How to Enamel Jewelry With 20+ Expert Enameling Tips and Techniques
Apparently, I was a strange little girl. I remember being enamored with cloisonné and enameled jewelry at a very young age—at seven or eight years old, which seems really young to be interested in (or even aware of) such a sophisticated and uncommon art form. Thirty-cough-something years later, my unusually early interest in cloisonné and enameling was a mystery to me until I read our free eBook, Enameling Jewelry: Expert Advice and Tutorials for Raku, Torch-Fired Enamel Jewelry Making & More.
In it, I discovered a line written by Helen Driggs, senior editor of Lapidary Journal Jewelry Artist and master goldsmith, in which she describes enameling as “drawing on the skills of the goldsmith, painter, and chemist.” The things I wanted to be when I “grew up” were writer, jewelry maker, painter, and chemist (and architect, but that doesn’t quite fit). No wonder I was so drawn to cloisonné jewelry. Enameling combines two of my jewelry-making passions–metal and glass–with two elements I love to work with–color and fire. (I’ve been a bit of a firebug since I was a child, too. Hmm . . . .)
Naturally, I was thrilled when I learned our newest free eBook was going to be about enameling and how to make enameled jewelry. In How to Enamel Jewelry: Expert Enameling Tips, Tools, and Techniques, you’ll find a comprehensive introduction to making enameled jewelry from Helen, including an enameling tools and materials list; her tips for washing, grade sifting, and storing crushed-glass enamel powders; how to make enamel test-fire samples and how to torch-fire enamel; and more than twenty tips on enameling (kiln and torch enameling, both) from four of the most accomplished enamel artists in the industry today. Bead and enamel jewelry artist and instructor Pam East also shares how to torch-fire enamel onto filigree silver beads to create a unique and colorful jewelry-making component.

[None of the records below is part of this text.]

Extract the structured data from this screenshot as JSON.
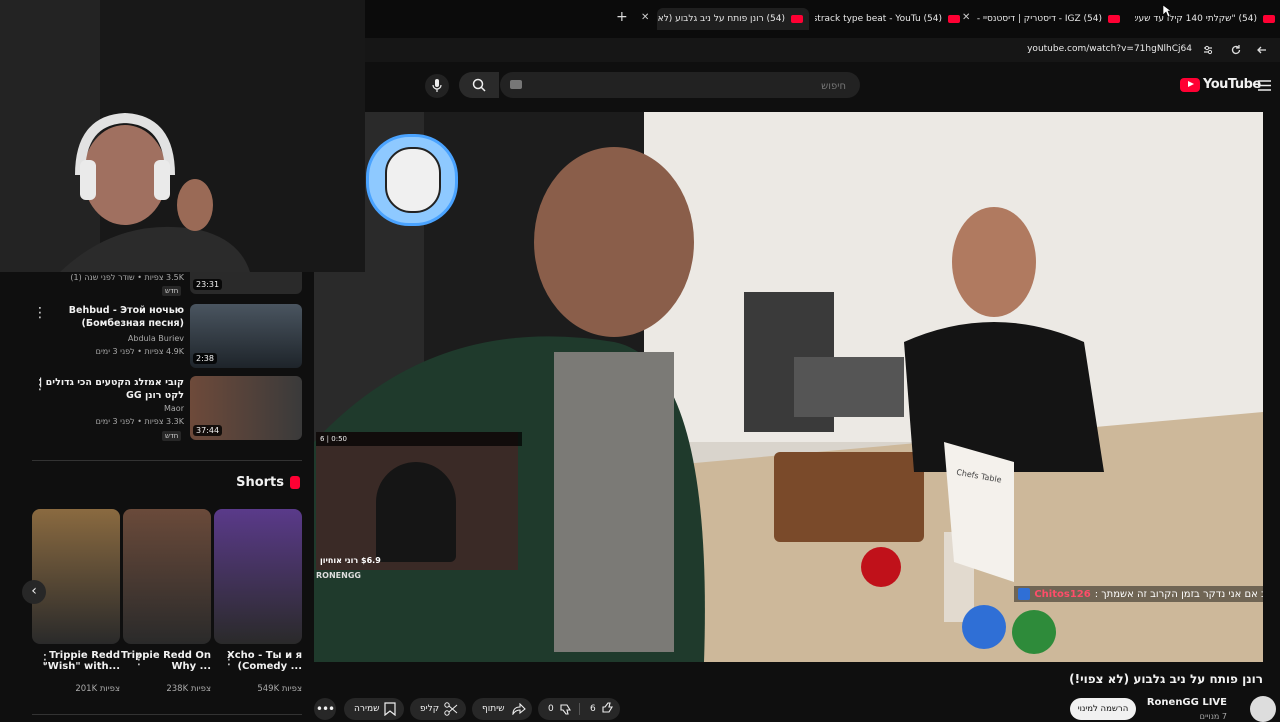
{
  "browser": {
    "tabs": [
      {
        "title": "(54) \"שקלתי 140 קילו עד שעשי"
      },
      {
        "title": "(54) IGZ - דיסטריק | דיסטנסיי - Y"
      },
      {
        "title": "(54) disstrack type beat - YouTu"
      },
      {
        "title": "(54) רונן פותח על ניב גלבוע (לא"
      }
    ],
    "new_tab": "+",
    "url": "youtube.com/watch?v=71hgNlhCj64"
  },
  "youtube": {
    "logo": "YouTube",
    "search_placeholder": "חיפוש"
  },
  "video": {
    "streamer_name": "RONENGG",
    "overlay_stats": "6 | 0:50",
    "donation": "$6.9 רוני אוחיון",
    "chat_user": "Chitos126",
    "chat_message": "טוב אם אני נדקר בזמן הקרוב זה אשמתך :",
    "sign_text": "Chefs Table"
  },
  "sidebar": {
    "top_partial_meta": "3.5K צפיות • שודר לפני שנה (1)",
    "top_partial_badge": "חדש",
    "top_partial_duration": "23:31",
    "related": [
      {
        "title": "Behbud - Этой ночью (Бомбезная песня)",
        "channel": "Abdula Buriev",
        "meta": "4.9K צפיות • לפני 3 ימים",
        "duration": "2:38"
      },
      {
        "title": "קובי אמזלג הקטעים הכי גדולים | לקט רונן GG",
        "channel": "Maor",
        "meta": "3.3K צפיות • לפני 3 ימים",
        "badge": "חדש",
        "duration": "37:44"
      }
    ],
    "shorts_heading": "Shorts",
    "shorts": [
      {
        "title": "Trippie Redd \"Wish\" with...",
        "views": "201K צפיות"
      },
      {
        "title": "Trippie Redd On Why ...",
        "views": "238K צפיות"
      },
      {
        "title": "Xcho - Ты и я (Comedy ...",
        "views": "549K צפיות"
      }
    ]
  },
  "below_video": {
    "title": "רונן פותח על ניב גלבוע (לא צפוי!)",
    "channel": "RonenGG LIVE",
    "subscribers": "7 מנויים",
    "subscribe_label": "הרשמה למינוי",
    "likes": "6",
    "dislikes": "0",
    "share_label": "שיתוף",
    "clip_label": "קליפ",
    "save_label": "שמירה"
  },
  "colors": {
    "yt_red": "#ff0033",
    "bg": "#0f0f0f",
    "chat_user": "#ff4d6a"
  }
}
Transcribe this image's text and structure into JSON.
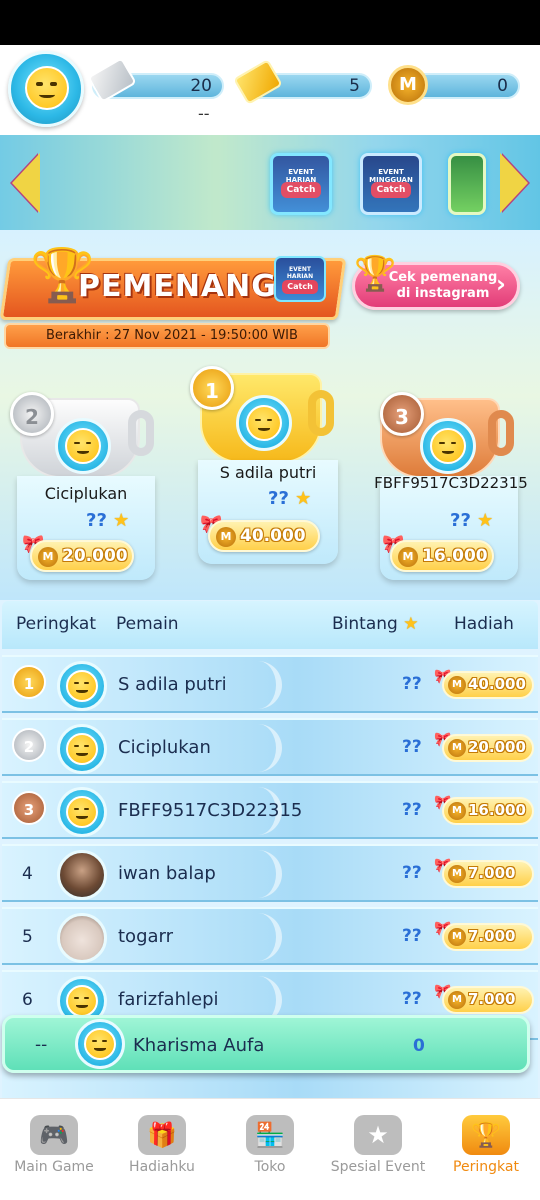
{
  "resources": {
    "ticket_silver": "20",
    "ticket_silver_sub": "--",
    "ticket_gold": "5",
    "coins": "0"
  },
  "events": [
    {
      "title": "EVENT HARIAN",
      "catch": "Catch"
    },
    {
      "title": "EVENT MINGGUAN",
      "catch": "Catch"
    }
  ],
  "winner": {
    "title": "PEMENANG",
    "badge_title": "EVENT HARIAN",
    "badge_catch": "Catch",
    "instagram_label": "Cek pemenang di instagram",
    "deadline": "Berakhir : 27 Nov 2021 - 19:50:00 WIB"
  },
  "podium": [
    {
      "rank": "2",
      "name": "Ciciplukan",
      "stars": "??",
      "prize": "20.000"
    },
    {
      "rank": "1",
      "name": "S adila putri",
      "stars": "??",
      "prize": "40.000"
    },
    {
      "rank": "3",
      "name": "FBFF9517C3D22315",
      "stars": "??",
      "prize": "16.000"
    }
  ],
  "table": {
    "headers": {
      "rank": "Peringkat",
      "player": "Pemain",
      "stars": "Bintang",
      "prize": "Hadiah"
    },
    "rows": [
      {
        "rank": "1",
        "name": "S adila putri",
        "stars": "??",
        "prize": "40.000"
      },
      {
        "rank": "2",
        "name": "Ciciplukan",
        "stars": "??",
        "prize": "20.000"
      },
      {
        "rank": "3",
        "name": "FBFF9517C3D22315",
        "stars": "??",
        "prize": "16.000"
      },
      {
        "rank": "4",
        "name": "iwan balap",
        "stars": "??",
        "prize": "7.000"
      },
      {
        "rank": "5",
        "name": "togarr",
        "stars": "??",
        "prize": "7.000"
      },
      {
        "rank": "6",
        "name": "farizfahlepi",
        "stars": "??",
        "prize": "7.000"
      }
    ]
  },
  "self": {
    "rank": "--",
    "name": "Kharisma Aufa",
    "stars": "0"
  },
  "nav": [
    {
      "label": "Main Game",
      "icon": "gamepad-icon"
    },
    {
      "label": "Hadiahku",
      "icon": "gift-icon"
    },
    {
      "label": "Toko",
      "icon": "shop-icon"
    },
    {
      "label": "Spesial Event",
      "icon": "event-icon"
    },
    {
      "label": "Peringkat",
      "icon": "trophy-icon"
    }
  ],
  "colors": {
    "accent_orange": "#f08a10",
    "pill_blue": "#5eb5dc",
    "self_row": "#5fe0b8"
  }
}
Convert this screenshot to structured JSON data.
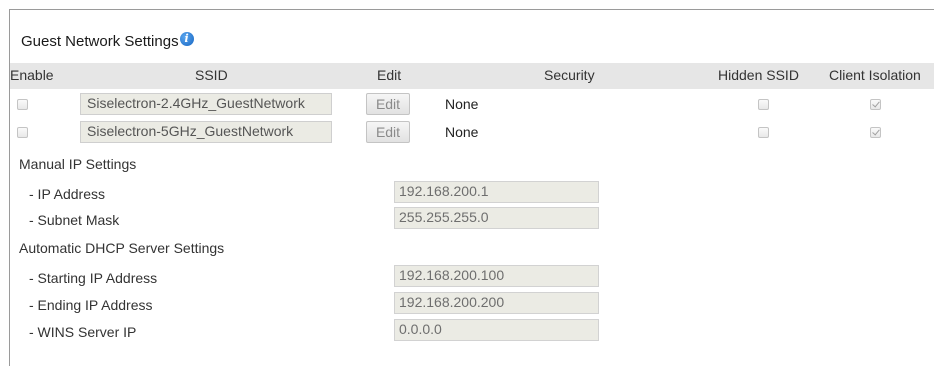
{
  "guest_network": {
    "title": "Guest Network Settings",
    "info_icon": "info-icon",
    "columns": {
      "enable": "Enable",
      "ssid": "SSID",
      "edit": "Edit",
      "security": "Security",
      "hidden_ssid": "Hidden SSID",
      "client_isolation": "Client Isolation"
    },
    "networks": [
      {
        "enabled": false,
        "ssid": "Siselectron-2.4GHz_GuestNetwork",
        "edit_label": "Edit",
        "security": "None",
        "hidden_ssid": false,
        "client_isolation": true
      },
      {
        "enabled": false,
        "ssid": "Siselectron-5GHz_GuestNetwork",
        "edit_label": "Edit",
        "security": "None",
        "hidden_ssid": false,
        "client_isolation": true
      }
    ]
  },
  "manual_ip": {
    "title": "Manual IP Settings",
    "ip_address_label": "- IP Address",
    "ip_address_value": "192.168.200.1",
    "subnet_mask_label": "- Subnet Mask",
    "subnet_mask_value": "255.255.255.0"
  },
  "dhcp": {
    "title": "Automatic DHCP Server Settings",
    "start_ip_label": "- Starting IP Address",
    "start_ip_value": "192.168.200.100",
    "end_ip_label": "- Ending IP Address",
    "end_ip_value": "192.168.200.200",
    "wins_label": "- WINS Server IP",
    "wins_value": "0.0.0.0"
  }
}
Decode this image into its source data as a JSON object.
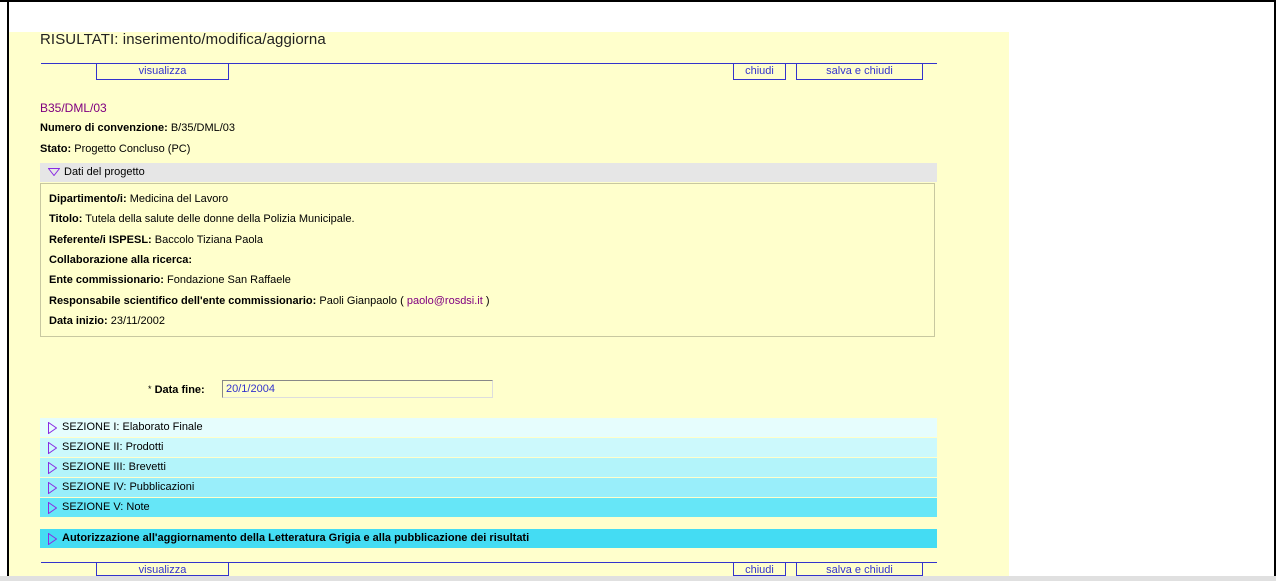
{
  "page": {
    "title": "RISULTATI: inserimento/modifica/aggiorna"
  },
  "toolbar": {
    "view_label": "visualizza",
    "close_label": "chiudi",
    "save_close_label": "salva e chiudi"
  },
  "record": {
    "code": "B35/DML/03",
    "convention_label": "Numero di convenzione:",
    "convention_value": "B/35/DML/03",
    "status_label": "Stato:",
    "status_value": "Progetto Concluso (PC)"
  },
  "project_section": {
    "title": "Dati del progetto",
    "fields": [
      {
        "label": "Dipartimento/i:",
        "value": "Medicina del Lavoro"
      },
      {
        "label": "Titolo:",
        "value": "Tutela della salute delle donne della Polizia Municipale."
      },
      {
        "label": "Referente/i ISPESL:",
        "value": "Baccolo Tiziana Paola"
      },
      {
        "label": "Collaborazione alla ricerca:",
        "value": ""
      },
      {
        "label": "Ente commissionario:",
        "value": "Fondazione San Raffaele"
      },
      {
        "label": "Responsabile scientifico dell'ente commissionario:",
        "value": "Paoli Gianpaolo ("
      },
      {
        "label": "Data inizio:",
        "value": "23/11/2002"
      }
    ],
    "email": "paolo@rosdsi.it",
    "email_close": ")"
  },
  "end_date": {
    "required_mark": "*",
    "label": "Data fine:",
    "value": "20/1/2004"
  },
  "sections": [
    {
      "label": "SEZIONE I: Elaborato Finale",
      "color": "#e6fdfd"
    },
    {
      "label": "SEZIONE II: Prodotti",
      "color": "#ccf9fc"
    },
    {
      "label": "SEZIONE III: Brevetti",
      "color": "#b3f4fa"
    },
    {
      "label": "SEZIONE IV: Pubblicazioni",
      "color": "#99eefa"
    },
    {
      "label": "SEZIONE V: Note",
      "color": "#66e6f7"
    }
  ],
  "authorization": {
    "label": "Autorizzazione all'aggiornamento della Letteratura Grigia e alla pubblicazione dei risultati",
    "color": "#44dcf3"
  },
  "colors": {
    "panel_bg": "#ffffcc",
    "link": "#3333cc",
    "code": "#800080",
    "triangle": "#8a2be2"
  }
}
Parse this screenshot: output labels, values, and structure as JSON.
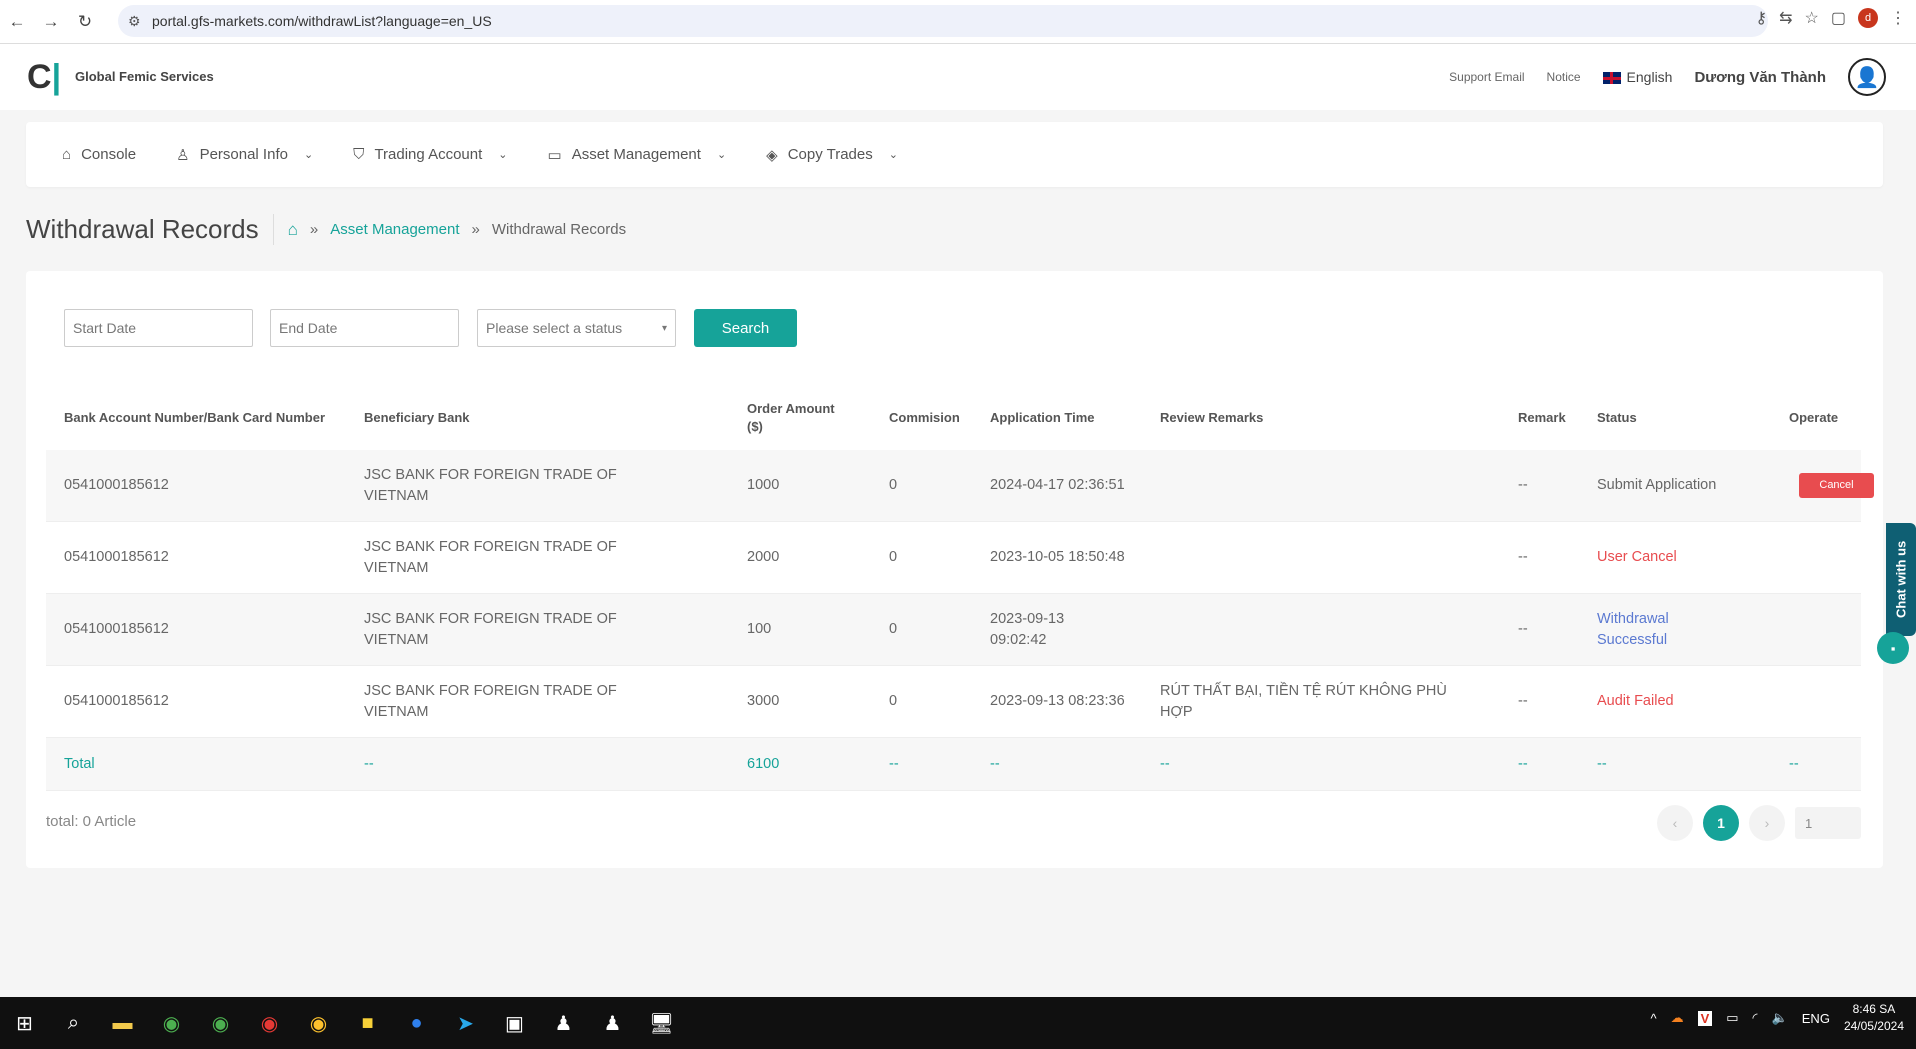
{
  "browser": {
    "url": "portal.gfs-markets.com/withdrawList?language=en_US",
    "profile_initial": "d"
  },
  "header": {
    "logo": "G",
    "brand": "Global Femic Services",
    "support": "Support Email",
    "notice": "Notice",
    "language": "English",
    "user": "Dương Văn Thành"
  },
  "nav": [
    {
      "label": "Console"
    },
    {
      "label": "Personal Info"
    },
    {
      "label": "Trading Account"
    },
    {
      "label": "Asset Management"
    },
    {
      "label": "Copy Trades"
    }
  ],
  "page": {
    "title": "Withdrawal Records",
    "breadcrumb": [
      "Asset Management",
      "Withdrawal Records"
    ],
    "sep": "»"
  },
  "filters": {
    "start_placeholder": "Start Date",
    "end_placeholder": "End Date",
    "status_placeholder": "Please select a status",
    "search": "Search"
  },
  "table": {
    "headers": [
      "Bank Account Number/Bank Card Number",
      "Beneficiary Bank",
      "Order Amount ($)",
      "Commision",
      "Application Time",
      "Review Remarks",
      "Remark",
      "Status",
      "Operate"
    ],
    "rows": [
      {
        "account": "0541000185612",
        "bank": "JSC BANK FOR FOREIGN TRADE OF VIETNAM",
        "amount": "1000",
        "commission": "0",
        "time": "2024-04-17 02:36:51",
        "review": "",
        "remark": "--",
        "status": "Submit Application",
        "operate": "Cancel"
      },
      {
        "account": "0541000185612",
        "bank": "JSC BANK FOR FOREIGN TRADE OF VIETNAM",
        "amount": "2000",
        "commission": "0",
        "time": "2023-10-05 18:50:48",
        "review": "",
        "remark": "--",
        "status": "User Cancel",
        "operate": ""
      },
      {
        "account": "0541000185612",
        "bank": "JSC BANK FOR FOREIGN TRADE OF VIETNAM",
        "amount": "100",
        "commission": "0",
        "time": "2023-09-13 09:02:42",
        "review": "",
        "remark": "--",
        "status": "Withdrawal Successful",
        "operate": ""
      },
      {
        "account": "0541000185612",
        "bank": "JSC BANK FOR FOREIGN TRADE OF VIETNAM",
        "amount": "3000",
        "commission": "0",
        "time": "2023-09-13 08:23:36",
        "review": "RÚT THẤT BẠI, TIỀN TỆ RÚT KHÔNG PHÙ HỢP",
        "remark": "--",
        "status": "Audit Failed",
        "operate": ""
      }
    ],
    "total": {
      "label": "Total",
      "amount": "6100",
      "dash": "--"
    }
  },
  "footer": {
    "total_text": "total:  0 Article",
    "page": "1",
    "jump": "1"
  },
  "chat": {
    "label": "Chat with us"
  },
  "taskbar": {
    "time": "8:46 SA",
    "date": "24/05/2024",
    "lang": "ENG"
  }
}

Expert Cloisonné, Enameling, and Enamel Jewelry Tips
In addition to Helen, enamel and cloisonné jewelry artists Marianne Hunter, Amy Roper Lyons, Karen L. Cohen, Marjorie Simon, and Pam East share their best enameled jewelry tips and enameling how-tos with you in the free enameling eBook. Here’s a sampling; download How to Enamel Jewelry: Expert Enameling Tips, Tools, and Techniques for more enameling tips and pieces of information to help you make enameled jewelry.
- Keep your enamel powders and enameling supplies clean–really, really clean. One grain of a different enamel color can ruin hours of work. Don’t open more than one jar of enamel powder at a time, and use stainless steel firing racks to eliminate oxide flaking off the rack, which can contaminate your enamel.
- When enameling on silver, be sure to put a layer of clear enamel under warm colors such as reds, pinks, and oranges as well as opalescent white to avoid a chemical reaction that can turn them a brownish color.
- If you texture the surface of your fine silver jewelry with transparent powders before enameling, your enameled jewelry will look more alive as light plays across its surface.
- As you fill cloisonné cells, if you change your mind about an area or don’t like how a color is turning out, use silver or gold foil to cover that area and continue with a new color.
- Transparent enamel in small cells can be dark and dull. Use foil under them to brighten them–or use opaque enamel.
- For a smooth coat, good coverage, and rich colors, fire one layer of grade-sifted 80-mesh grains and then add a second layer of 100 mesh. The larger grains create more intense color, and the smaller grains fill in around them.
- Label everything. Fired glass looks different from powdered glass, so make sure you write the color number on both the enamel storage jar and its lid.
- When wet-packing opaque enamel powders, put in a few drops of Klyr-Fire to help keep them in place. When wet-packing transparent enamel powders, keep layers thin for the best clarity of color.
Enamel Jewelry Projects
The Enameled Filigree Beads project is perfect for a beginner/intermediate jewelry maker who is ready to enamel jewelry. At a Bead Fest event, artist Pam East was challenged by another artist to enamel fine silver filigree beads that he was selling. She discovered that her quick, six-step process was so easy, that in no time at all she had made a handful of these beads. Pam shows you how to use a handheld butane torch, which makes this project accessible for jewelry artists of all skill levels. These beads don’t even need to be annealed and should be cool and ready to use in about five minutes.
Show off your jewelry making skill with the Torch Fired Enamel Medallion Necklace project. Helen Driggs shows you how to create your own torch fired enamel “cabochons,” how to tab set those cabs, and how to stamp and patinate the surrounding metalwork, which you can put together using the chain of your choice.
I can tell you more about the free enameling eBook, but the most important point is that enameling and making enamel jewelry is FUN–and I’d love to help you learn to do it, free! Download Jewelry Making Daily’s How to Enamel Jewelry: Expert Enameling Tips, Tools, and Techniques and begin your journey of enameling, enamel jewelry making, and cloisonné. And share with your friends! We love sharing.